January 6 marks Epiphany, or the 12th day of Christmas, when the wise visit the new king. Now, this part of the Christmas story is pretty familiar to us, because we’ll never forget those weird words “Frankincense” and “Myrrh” that we remember hearing as little kids – a central part to the first-ever Christmas gifts. But the important part, the bit we don’t usually remember, is hearing that the wise men leave Jesus to return home by another route. They leave changed. These men, from the east (probably what is now Iraq, Iran, Yemen or Saudi Arabia) travelled far to an unknown land, to search for something they had found in the stars. They were unsure who exactly they would find, but they had faith that this star would lead them to something important. And when they found Him, they were warned that going home the same way would lead to danger; They left Jesus differently than they had arrived at Him.
What I love about re-visiting this story is learning how our faith is always becoming new, being shaped and molded throughout our lives. We can hear a story over and over again, but sometimes we are too focused on one little detail, that we miss another little detail altogether. We are so focused on getting the cookies baked, the presents bought and the carols rehearsed at Christmas time, that we forget about the actual story all together, let alone the days following Jesus’ birth.
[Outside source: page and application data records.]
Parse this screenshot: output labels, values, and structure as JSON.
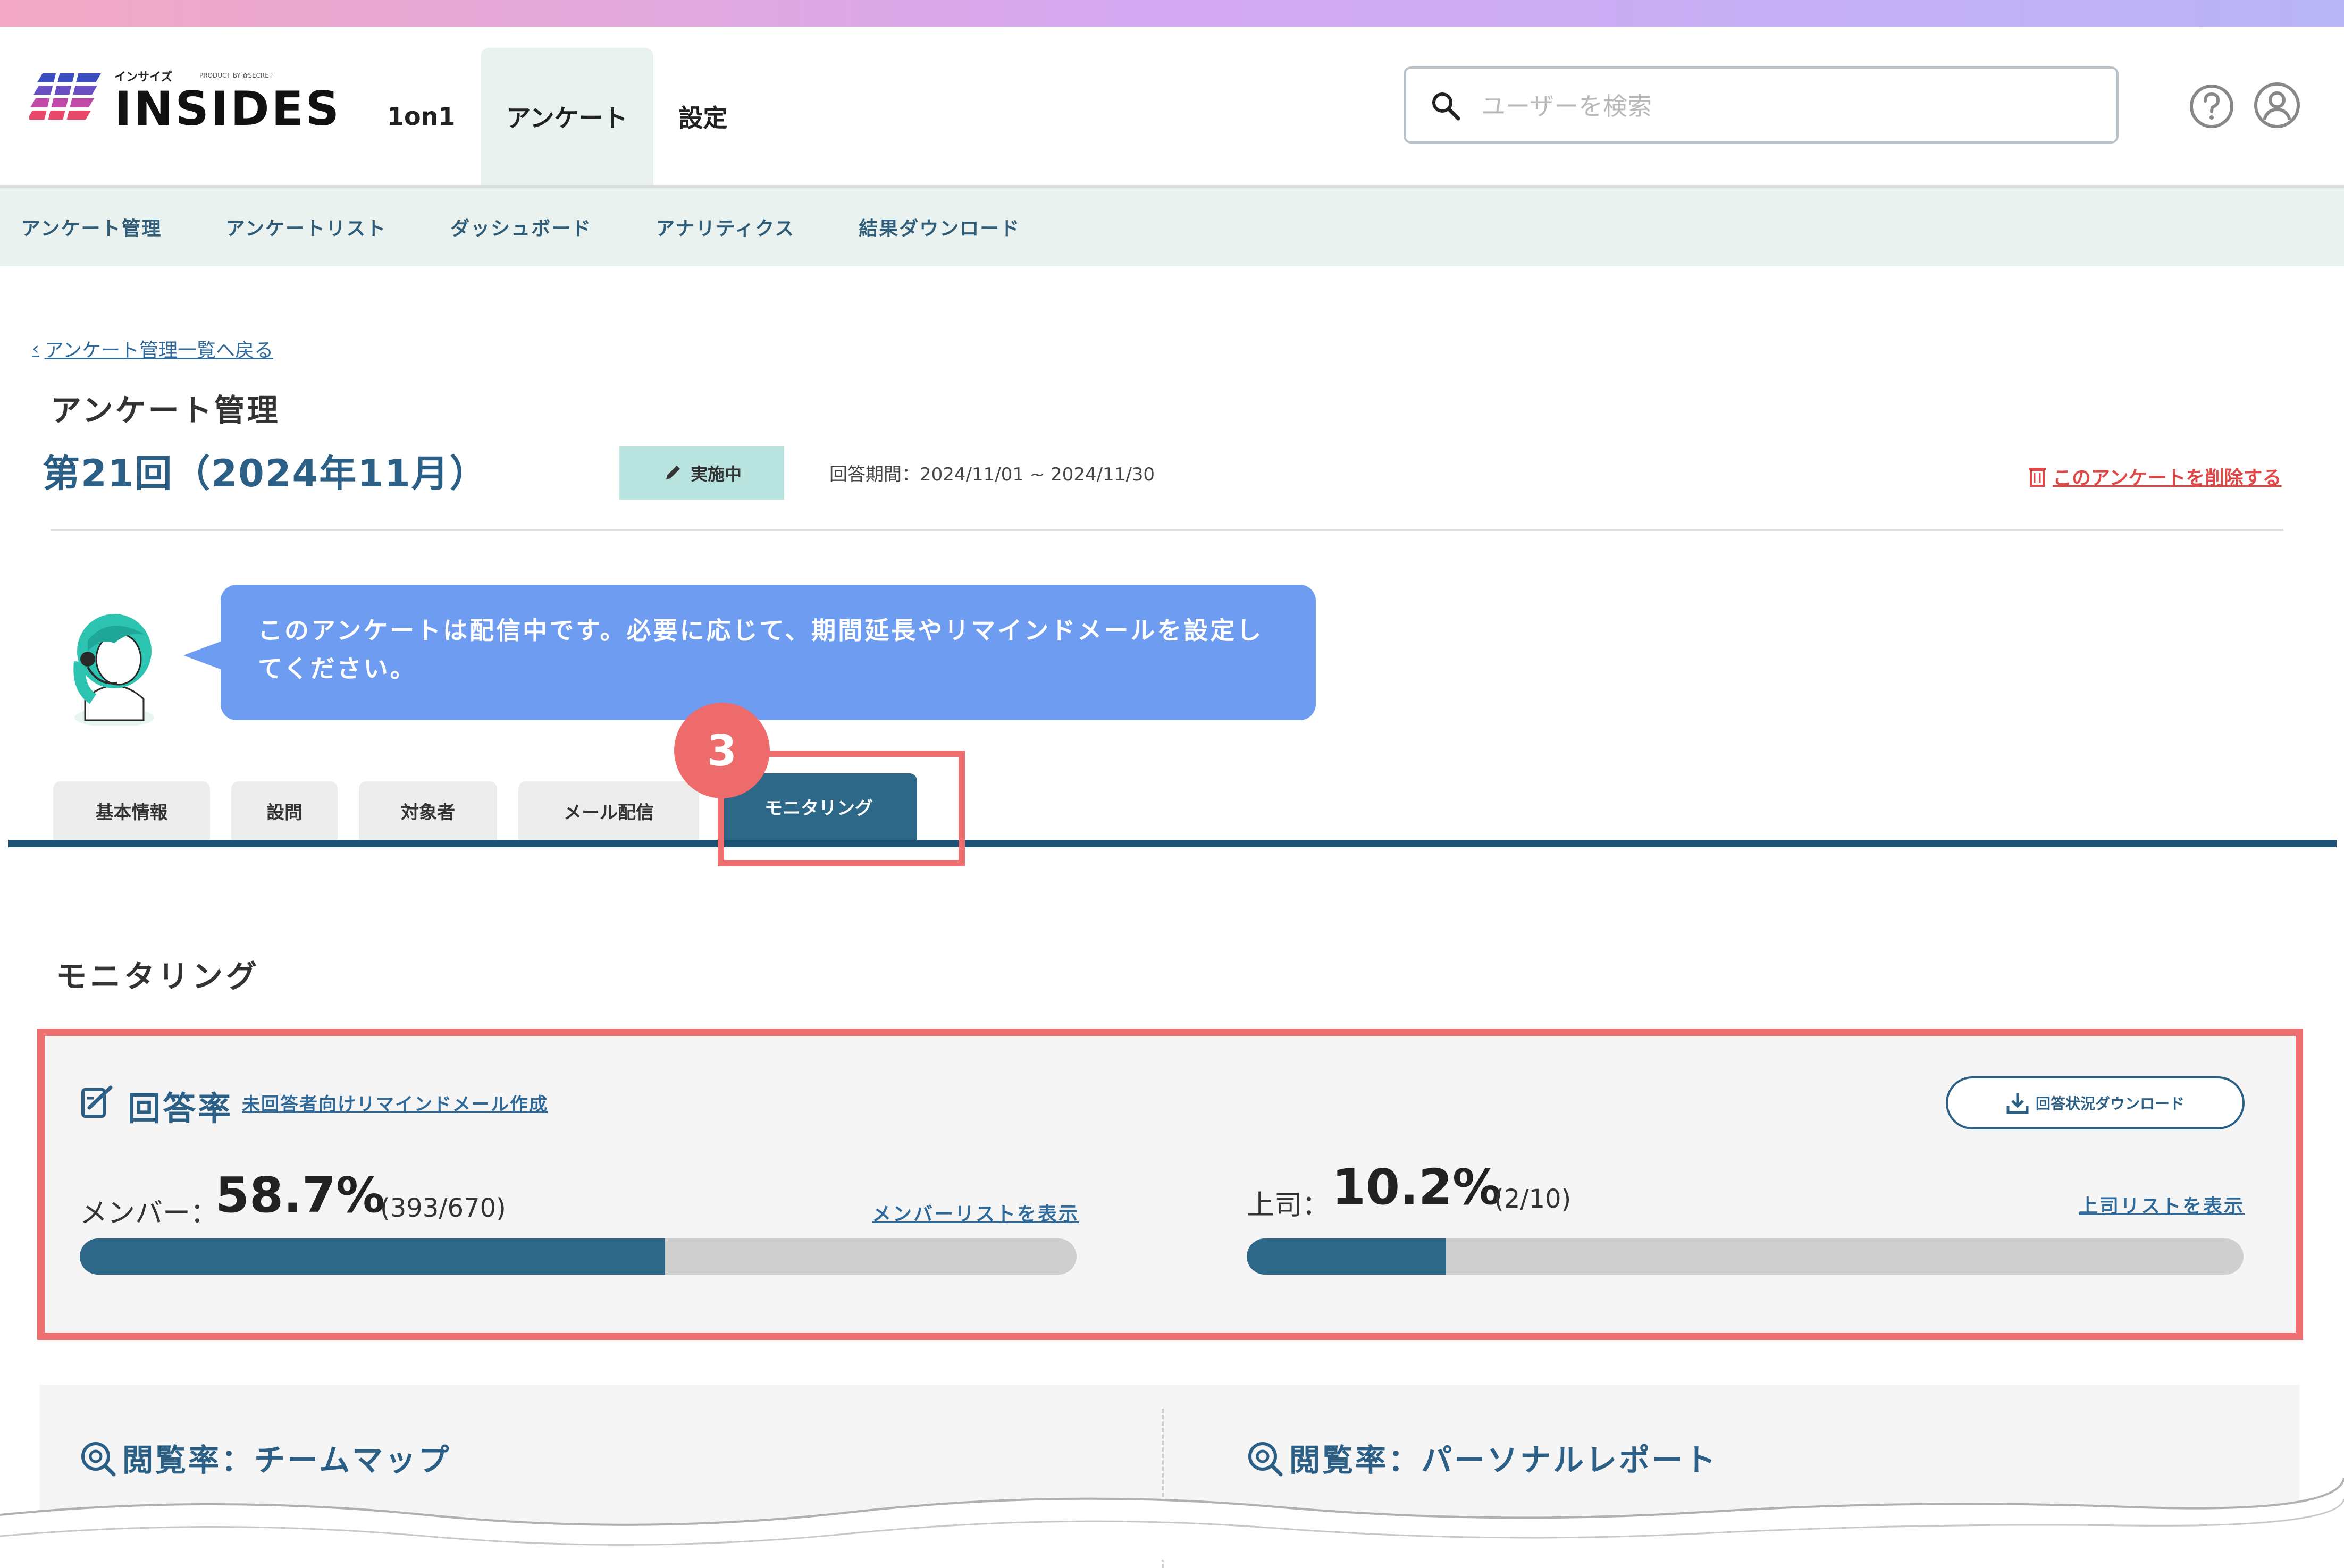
{
  "header": {
    "logo_kana": "インサイズ",
    "logo_product": "PRODUCT BY ✿SECRET",
    "logo_word": "INSIDES",
    "nav": [
      "1on1",
      "アンケート",
      "設定"
    ],
    "active_nav": "アンケート",
    "search_placeholder": "ユーザーを検索"
  },
  "subnav": [
    "アンケート管理",
    "アンケートリスト",
    "ダッシュボード",
    "アナリティクス",
    "結果ダウンロード"
  ],
  "page": {
    "back_link": "アンケート管理一覧へ戻る",
    "title": "アンケート管理",
    "survey_name": "第21回（2024年11月）",
    "status": "実施中",
    "period": "回答期間：2024/11/01 ~ 2024/11/30",
    "delete_link": "このアンケートを削除する"
  },
  "assistant_message": "このアンケートは配信中です。必要に応じて、期間延長やリマインドメールを設定してください。",
  "tabs": [
    "基本情報",
    "設問",
    "対象者",
    "メール配信",
    "モニタリング"
  ],
  "active_tab": "モニタリング",
  "step_number": "3",
  "monitoring": {
    "section_title": "モニタリング",
    "card_title": "回答率",
    "remind_link": "未回答者向けリマインドメール作成",
    "download_button": "回答状況ダウンロード",
    "member": {
      "label": "メンバー：",
      "rate": "58.7%",
      "count": "(393/670)",
      "fraction": 0.587,
      "list_link": "メンバーリストを表示"
    },
    "boss": {
      "label": "上司：",
      "rate": "10.2%",
      "count": "(2/10)",
      "fraction": 0.2,
      "list_link": "上司リストを表示"
    }
  },
  "lower": {
    "left_title": "閲覧率：チームマップ",
    "right_title": "閲覧率：パーソナルレポート"
  },
  "colors": {
    "brand_blue": "#2b5f86",
    "tab_active": "#2d6888",
    "highlight_red": "#ee6f6f",
    "subnav_bg": "#e9f2ef",
    "bubble_blue": "#6e9cf0"
  }
}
Having spent these past few months volunteering in Belfast, I know that I, like the wise men, will leave by a different route to my home destination. I know that this new year for me represents a change of attitude about God’s sense of humor when it comes to the future, a new outlook on the massive span of God’s love for all of His people (Thanks Rob Bell, Anne Lamott and C.S. Lewis), and an ever-continuous adventure discovering God in the mundane, the ordinary, the simple, and the hidden corners of the universe. Maybe, just maybe, Epiphany has become my favorite part of the year: a reminder that we are being made new every single day.
My 2015 Bucket-List of resolutions looked a bit like this: 2015 Resolutions
While some of these things were achievable in the year itself, most were simply life-long aspirations that’ve been added to my daily thoughts. 2015 was a good year – and was ended at a fancy party in Belfast with some lifelong friends – but was full of mistakes that I found myself discouraged by or ashamed of, instead of excited to turn those downfalls into positive life lessons.
For 2016, instead of writing a list that I can cross out as the time passes, I’m praying that, above all else, I will make mistakes. Making mistakes means we are trying new things, learning new things, pushing ourselves, changing ourselves, changing others and living life on the outskirts of comfort. Mistakes remind us that we are human. Mistakes show us that we are doing something, making moves, trial-and-erroring, instead of waiting for things to happen to us.
I hope to do things that I’m scared of, and won’t grow anxious or worry about all of the mistakes I’m going to make as I continue to seek my life’s purpose. I pray to let go of perfection and let the beautiful mess be. It’s in our vulnerability that we let God make us new. Let the mistakes roll!
2 Corinthians 5:17 “Therefore, if anyone is in Christ, the new creation has come: The old has gone, the new is here.”